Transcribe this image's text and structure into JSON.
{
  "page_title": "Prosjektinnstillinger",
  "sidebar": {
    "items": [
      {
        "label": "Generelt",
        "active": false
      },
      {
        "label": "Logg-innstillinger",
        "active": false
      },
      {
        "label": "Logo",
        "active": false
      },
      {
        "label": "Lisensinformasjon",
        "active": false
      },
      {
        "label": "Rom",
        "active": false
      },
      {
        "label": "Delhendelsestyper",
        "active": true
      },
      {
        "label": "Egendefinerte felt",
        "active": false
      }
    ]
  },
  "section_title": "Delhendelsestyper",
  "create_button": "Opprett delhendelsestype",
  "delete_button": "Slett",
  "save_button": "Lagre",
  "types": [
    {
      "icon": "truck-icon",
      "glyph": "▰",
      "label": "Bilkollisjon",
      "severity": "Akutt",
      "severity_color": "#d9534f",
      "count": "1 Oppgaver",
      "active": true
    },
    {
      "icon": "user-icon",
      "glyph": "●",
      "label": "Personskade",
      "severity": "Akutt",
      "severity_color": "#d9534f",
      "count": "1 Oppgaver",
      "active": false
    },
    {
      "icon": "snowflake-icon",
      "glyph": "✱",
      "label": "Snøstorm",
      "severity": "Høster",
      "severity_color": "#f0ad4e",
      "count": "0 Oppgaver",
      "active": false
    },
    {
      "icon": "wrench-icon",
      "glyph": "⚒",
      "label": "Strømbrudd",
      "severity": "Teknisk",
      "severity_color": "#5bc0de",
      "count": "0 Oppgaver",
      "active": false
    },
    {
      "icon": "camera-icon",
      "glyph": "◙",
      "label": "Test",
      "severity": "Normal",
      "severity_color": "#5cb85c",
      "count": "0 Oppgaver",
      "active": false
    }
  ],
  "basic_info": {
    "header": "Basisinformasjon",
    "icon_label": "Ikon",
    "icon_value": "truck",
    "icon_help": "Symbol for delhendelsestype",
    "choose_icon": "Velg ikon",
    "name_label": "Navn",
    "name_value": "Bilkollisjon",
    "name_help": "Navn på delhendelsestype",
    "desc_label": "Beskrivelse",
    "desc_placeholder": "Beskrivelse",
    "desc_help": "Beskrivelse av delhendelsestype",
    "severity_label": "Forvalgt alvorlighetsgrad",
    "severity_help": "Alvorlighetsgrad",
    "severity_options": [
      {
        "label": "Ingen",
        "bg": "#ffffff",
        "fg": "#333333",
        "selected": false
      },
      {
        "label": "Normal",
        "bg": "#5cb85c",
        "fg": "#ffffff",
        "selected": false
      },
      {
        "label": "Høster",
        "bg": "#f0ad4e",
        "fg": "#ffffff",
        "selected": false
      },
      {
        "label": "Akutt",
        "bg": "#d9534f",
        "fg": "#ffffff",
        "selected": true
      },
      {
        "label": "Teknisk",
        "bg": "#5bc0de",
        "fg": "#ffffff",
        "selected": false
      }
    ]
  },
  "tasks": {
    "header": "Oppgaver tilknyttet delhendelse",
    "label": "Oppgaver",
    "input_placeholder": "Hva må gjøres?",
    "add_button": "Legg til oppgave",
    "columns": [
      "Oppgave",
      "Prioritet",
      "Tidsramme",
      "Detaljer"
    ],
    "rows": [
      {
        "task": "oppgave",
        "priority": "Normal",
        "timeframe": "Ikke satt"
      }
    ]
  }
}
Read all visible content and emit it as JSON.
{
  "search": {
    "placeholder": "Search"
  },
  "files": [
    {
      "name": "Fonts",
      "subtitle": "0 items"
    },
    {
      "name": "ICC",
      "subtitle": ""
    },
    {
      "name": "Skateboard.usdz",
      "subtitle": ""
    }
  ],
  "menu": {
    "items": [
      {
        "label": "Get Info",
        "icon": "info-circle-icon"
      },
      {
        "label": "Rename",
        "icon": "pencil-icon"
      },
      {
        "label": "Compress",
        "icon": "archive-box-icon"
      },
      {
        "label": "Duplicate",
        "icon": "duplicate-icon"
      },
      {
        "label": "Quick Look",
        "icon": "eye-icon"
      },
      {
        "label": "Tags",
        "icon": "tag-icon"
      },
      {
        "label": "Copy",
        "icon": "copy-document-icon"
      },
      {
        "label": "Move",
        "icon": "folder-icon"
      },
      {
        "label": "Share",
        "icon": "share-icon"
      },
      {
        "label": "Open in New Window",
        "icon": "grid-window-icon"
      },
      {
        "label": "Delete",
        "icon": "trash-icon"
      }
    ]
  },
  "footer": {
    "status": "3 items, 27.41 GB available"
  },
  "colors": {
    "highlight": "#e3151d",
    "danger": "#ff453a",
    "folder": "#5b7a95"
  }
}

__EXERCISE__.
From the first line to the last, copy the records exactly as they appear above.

__RESPONSE AREA__.
Transcribe this image's text and structure into JSON.
{
  "page_title": "Prosjektinnstillinger",
  "sidebar": {
    "items": [
      {
        "label": "Generelt",
        "active": false
      },
      {
        "label": "Logg-innstillinger",
        "active": false
      },
      {
        "label": "Logo",
        "active": false
      },
      {
        "label": "Lisensinformasjon",
        "active": false
      },
      {
        "label": "Rom",
        "active": false
      },
      {
        "label": "Delhendelsestyper",
        "active": true
      },
      {
        "label": "Egendefinerte felt",
        "active": false
      }
    ]
  },
  "section_title": "Delhendelsestyper",
  "create_button": "Opprett delhendelsestype",
  "delete_button": "Slett",
  "save_button": "Lagre",
  "types": [
    {
      "icon": "truck-icon",
      "glyph": "▰",
      "label": "Bilkollisjon",
      "severity": "Akutt",
      "severity_color": "#d9534f",
      "count": "1 Oppgaver",
      "active": true
    },
    {
      "icon": "user-icon",
      "glyph": "●",
      "label": "Personskade",
      "severity": "Akutt",
      "severity_color": "#d9534f",
      "count": "1 Oppgaver",
      "active": false
    },
    {
      "icon": "snowflake-icon",
      "glyph": "✱",
      "label": "Snøstorm",
      "severity": "Høster",
      "severity_color": "#f0ad4e",
      "count": "0 Oppgaver",
      "active": false
    },
    {
      "icon": "wrench-icon",
      "glyph": "⚒",
      "label": "Strømbrudd",
      "severity": "Teknisk",
      "severity_color": "#5bc0de",
      "count": "0 Oppgaver",
      "active": false
    },
    {
      "icon": "camera-icon",
      "glyph": "◙",
      "label": "Test",
      "severity": "Normal",
      "severity_color": "#5cb85c",
      "count": "0 Oppgaver",
      "active": false
    }
  ],
  "basic_info": {
    "header": "Basisinformasjon",
    "icon_label": "Ikon",
    "icon_value": "truck",
    "icon_help": "Symbol for delhendelsestype",
    "choose_icon": "Velg ikon",
    "name_label": "Navn",
    "name_value": "Bilkollisjon",
    "name_help": "Navn på delhendelsestype",
    "desc_label": "Beskrivelse",
    "desc_placeholder": "Beskrivelse",
    "desc_help": "Beskrivelse av delhendelsestype",
    "severity_label": "Forvalgt alvorlighetsgrad",
    "severity_help": "Alvorlighetsgrad",
    "severity_options": [
      {
        "label": "Ingen",
        "bg": "#ffffff",
        "fg": "#333333",
        "selected": false
      },
      {
        "label": "Normal",
        "bg": "#5cb85c",
        "fg": "#ffffff",
        "selected": false
      },
      {
        "label": "Høster",
        "bg": "#f0ad4e",
        "fg": "#ffffff",
        "selected": false
      },
      {
        "label": "Akutt",
        "bg": "#d9534f",
        "fg": "#ffffff",
        "selected": true
      },
      {
        "label": "Teknisk",
        "bg": "#5bc0de",
        "fg": "#ffffff",
        "selected": false
      }
    ]
  },
  "tasks": {
    "header": "Oppgaver tilknyttet delhendelse",
    "label": "Oppgaver",
    "input_placeholder": "Hva må gjøres?",
    "add_button": "Legg til oppgave",
    "columns": [
      "Oppgave",
      "Prioritet",
      "Tidsramme",
      "Detaljer"
    ],
    "rows": [
      {
        "task": "oppgave",
        "priority": "Normal",
        "timeframe": "Ikke satt"
      }
    ]
  }
}
Read all visible content and emit it as JSON.
{
  "search": {
    "placeholder": "Search"
  },
  "files": [
    {
      "name": "Fonts",
      "subtitle": "0 items"
    },
    {
      "name": "ICC",
      "subtitle": ""
    },
    {
      "name": "Skateboard.usdz",
      "subtitle": ""
    }
  ],
  "menu": {
    "items": [
      {
        "label": "Get Info",
        "icon": "info-circle-icon"
      },
      {
        "label": "Rename",
        "icon": "pencil-icon"
      },
      {
        "label": "Compress",
        "icon": "archive-box-icon"
      },
      {
        "label": "Duplicate",
        "icon": "duplicate-icon"
      },
      {
        "label": "Quick Look",
        "icon": "eye-icon"
      },
      {
        "label": "Tags",
        "icon": "tag-icon"
      },
      {
        "label": "Copy",
        "icon": "copy-document-icon"
      },
      {
        "label": "Move",
        "icon": "folder-icon"
      },
      {
        "label": "Share",
        "icon": "share-icon"
      },
      {
        "label": "Open in New Window",
        "icon": "grid-window-icon"
      },
      {
        "label": "Delete",
        "icon": "trash-icon"
      }
    ]
  },
  "footer": {
    "status": "3 items, 27.41 GB available"
  },
  "colors": {
    "highlight": "#e3151d",
    "danger": "#ff453a",
    "folder": "#5b7a95"
  }
}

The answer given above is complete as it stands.